<<<<

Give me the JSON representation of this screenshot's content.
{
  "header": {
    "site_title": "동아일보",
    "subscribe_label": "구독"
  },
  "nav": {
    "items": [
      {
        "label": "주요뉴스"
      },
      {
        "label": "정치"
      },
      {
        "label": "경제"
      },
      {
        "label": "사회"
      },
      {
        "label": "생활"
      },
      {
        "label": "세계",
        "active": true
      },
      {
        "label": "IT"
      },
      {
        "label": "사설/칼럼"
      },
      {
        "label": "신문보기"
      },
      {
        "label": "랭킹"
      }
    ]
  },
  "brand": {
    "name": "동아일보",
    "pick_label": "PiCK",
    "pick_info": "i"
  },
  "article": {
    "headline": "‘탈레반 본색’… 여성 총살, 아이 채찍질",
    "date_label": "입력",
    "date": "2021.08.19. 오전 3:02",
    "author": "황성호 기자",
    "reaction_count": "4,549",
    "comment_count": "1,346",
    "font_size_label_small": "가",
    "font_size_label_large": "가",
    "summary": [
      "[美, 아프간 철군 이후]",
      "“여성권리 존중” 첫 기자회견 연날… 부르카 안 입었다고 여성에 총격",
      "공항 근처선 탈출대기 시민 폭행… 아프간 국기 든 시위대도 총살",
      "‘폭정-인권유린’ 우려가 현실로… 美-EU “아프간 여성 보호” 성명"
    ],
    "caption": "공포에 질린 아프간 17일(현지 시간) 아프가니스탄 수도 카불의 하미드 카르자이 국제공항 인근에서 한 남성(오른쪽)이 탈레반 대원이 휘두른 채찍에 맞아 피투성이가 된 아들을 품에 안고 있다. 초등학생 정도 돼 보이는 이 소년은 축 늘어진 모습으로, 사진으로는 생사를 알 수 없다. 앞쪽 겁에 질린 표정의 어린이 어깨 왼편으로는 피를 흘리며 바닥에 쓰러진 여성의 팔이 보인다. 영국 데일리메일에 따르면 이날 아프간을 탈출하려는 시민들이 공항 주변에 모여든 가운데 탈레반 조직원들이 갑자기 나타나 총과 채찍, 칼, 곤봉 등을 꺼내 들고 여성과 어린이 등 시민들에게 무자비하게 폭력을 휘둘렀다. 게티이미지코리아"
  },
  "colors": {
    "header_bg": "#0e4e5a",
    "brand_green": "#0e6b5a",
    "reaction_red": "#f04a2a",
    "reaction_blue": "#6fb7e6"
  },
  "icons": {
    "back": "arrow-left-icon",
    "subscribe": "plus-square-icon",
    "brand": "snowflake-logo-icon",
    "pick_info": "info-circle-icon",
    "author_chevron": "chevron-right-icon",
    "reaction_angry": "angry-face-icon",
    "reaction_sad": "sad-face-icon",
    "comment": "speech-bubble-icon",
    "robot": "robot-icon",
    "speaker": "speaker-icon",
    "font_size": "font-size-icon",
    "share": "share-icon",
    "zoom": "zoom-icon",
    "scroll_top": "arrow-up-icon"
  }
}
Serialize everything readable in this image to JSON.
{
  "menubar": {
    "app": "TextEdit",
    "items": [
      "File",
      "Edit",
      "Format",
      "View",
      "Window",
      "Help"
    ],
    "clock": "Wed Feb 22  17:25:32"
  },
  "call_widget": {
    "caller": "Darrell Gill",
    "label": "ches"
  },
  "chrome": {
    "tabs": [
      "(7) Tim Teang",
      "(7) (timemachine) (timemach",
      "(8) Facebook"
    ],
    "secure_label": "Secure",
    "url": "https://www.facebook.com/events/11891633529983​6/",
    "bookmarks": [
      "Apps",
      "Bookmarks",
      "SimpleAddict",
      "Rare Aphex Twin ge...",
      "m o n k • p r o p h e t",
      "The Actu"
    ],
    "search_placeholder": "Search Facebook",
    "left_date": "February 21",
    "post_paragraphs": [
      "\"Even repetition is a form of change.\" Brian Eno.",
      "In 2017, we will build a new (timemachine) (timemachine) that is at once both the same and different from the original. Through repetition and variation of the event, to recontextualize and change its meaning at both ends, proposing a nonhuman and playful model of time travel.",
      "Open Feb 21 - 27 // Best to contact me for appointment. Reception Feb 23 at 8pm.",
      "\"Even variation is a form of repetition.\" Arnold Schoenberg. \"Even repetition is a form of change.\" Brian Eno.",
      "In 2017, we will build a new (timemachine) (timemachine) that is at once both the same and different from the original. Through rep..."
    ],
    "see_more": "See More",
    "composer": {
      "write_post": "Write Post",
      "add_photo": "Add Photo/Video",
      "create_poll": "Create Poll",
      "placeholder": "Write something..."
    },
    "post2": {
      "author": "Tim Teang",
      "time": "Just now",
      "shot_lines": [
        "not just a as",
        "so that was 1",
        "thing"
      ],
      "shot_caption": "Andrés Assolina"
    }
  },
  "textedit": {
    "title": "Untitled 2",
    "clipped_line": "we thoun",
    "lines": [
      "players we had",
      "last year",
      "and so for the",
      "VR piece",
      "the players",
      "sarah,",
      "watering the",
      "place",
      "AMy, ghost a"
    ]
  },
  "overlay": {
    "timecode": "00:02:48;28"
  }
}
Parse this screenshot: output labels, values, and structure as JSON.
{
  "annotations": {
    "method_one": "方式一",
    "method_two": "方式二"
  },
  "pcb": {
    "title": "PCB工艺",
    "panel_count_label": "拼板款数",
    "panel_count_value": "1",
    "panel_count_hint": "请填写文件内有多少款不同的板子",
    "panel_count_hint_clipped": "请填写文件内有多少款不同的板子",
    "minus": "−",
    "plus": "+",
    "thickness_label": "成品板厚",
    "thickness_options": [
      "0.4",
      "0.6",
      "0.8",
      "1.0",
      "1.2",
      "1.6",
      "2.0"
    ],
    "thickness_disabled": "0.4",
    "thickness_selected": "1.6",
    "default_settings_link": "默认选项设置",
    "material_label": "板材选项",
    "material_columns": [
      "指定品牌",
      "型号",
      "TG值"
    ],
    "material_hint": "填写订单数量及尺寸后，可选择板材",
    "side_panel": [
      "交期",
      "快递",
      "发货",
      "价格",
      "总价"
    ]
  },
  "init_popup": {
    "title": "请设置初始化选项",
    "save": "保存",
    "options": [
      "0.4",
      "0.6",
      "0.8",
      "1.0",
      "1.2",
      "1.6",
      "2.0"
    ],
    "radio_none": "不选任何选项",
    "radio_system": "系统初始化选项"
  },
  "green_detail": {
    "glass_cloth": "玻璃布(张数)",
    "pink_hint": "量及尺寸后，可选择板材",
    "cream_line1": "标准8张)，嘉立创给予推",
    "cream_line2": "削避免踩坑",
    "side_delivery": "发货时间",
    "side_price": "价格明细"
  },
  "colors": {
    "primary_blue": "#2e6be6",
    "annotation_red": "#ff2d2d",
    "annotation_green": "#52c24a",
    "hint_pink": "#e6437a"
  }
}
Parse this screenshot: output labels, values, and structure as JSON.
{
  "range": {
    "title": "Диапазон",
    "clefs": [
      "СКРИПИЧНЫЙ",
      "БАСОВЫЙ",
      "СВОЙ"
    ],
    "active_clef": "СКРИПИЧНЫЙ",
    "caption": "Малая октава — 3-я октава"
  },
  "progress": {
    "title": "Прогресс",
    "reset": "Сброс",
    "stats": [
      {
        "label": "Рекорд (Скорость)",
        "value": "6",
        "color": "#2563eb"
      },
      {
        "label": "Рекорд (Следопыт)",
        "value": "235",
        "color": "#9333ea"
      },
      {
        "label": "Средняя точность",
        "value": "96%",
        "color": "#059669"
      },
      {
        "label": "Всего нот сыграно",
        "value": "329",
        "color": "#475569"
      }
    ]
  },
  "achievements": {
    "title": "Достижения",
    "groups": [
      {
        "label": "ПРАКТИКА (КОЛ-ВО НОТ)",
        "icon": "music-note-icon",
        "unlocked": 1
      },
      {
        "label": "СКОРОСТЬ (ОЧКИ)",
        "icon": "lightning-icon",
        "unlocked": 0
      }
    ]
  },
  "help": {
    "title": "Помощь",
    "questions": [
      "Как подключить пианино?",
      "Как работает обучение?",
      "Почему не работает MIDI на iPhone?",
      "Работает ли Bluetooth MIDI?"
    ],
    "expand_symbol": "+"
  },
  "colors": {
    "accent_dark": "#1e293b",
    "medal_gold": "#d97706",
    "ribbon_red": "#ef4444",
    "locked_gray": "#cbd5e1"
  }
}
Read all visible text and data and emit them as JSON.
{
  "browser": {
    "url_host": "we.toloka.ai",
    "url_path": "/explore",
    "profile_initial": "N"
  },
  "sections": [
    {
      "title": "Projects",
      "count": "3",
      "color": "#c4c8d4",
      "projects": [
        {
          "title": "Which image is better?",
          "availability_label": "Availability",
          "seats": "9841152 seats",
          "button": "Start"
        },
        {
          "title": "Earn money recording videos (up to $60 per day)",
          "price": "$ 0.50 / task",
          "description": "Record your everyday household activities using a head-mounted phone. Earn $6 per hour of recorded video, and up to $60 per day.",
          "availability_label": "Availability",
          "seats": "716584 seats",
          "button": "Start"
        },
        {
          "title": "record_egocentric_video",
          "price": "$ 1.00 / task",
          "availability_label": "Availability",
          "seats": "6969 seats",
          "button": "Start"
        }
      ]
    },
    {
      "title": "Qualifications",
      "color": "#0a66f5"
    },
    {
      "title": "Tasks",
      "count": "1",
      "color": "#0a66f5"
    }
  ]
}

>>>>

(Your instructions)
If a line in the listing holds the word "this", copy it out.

(Answer below)
Give me the JSON representation of this screenshot's content.
Serialize everything readable in this image to JSON.
Parse this screenshot: output labels, values, and structure as JSON.
Parse this screenshot: output labels, values, and structure as JSON.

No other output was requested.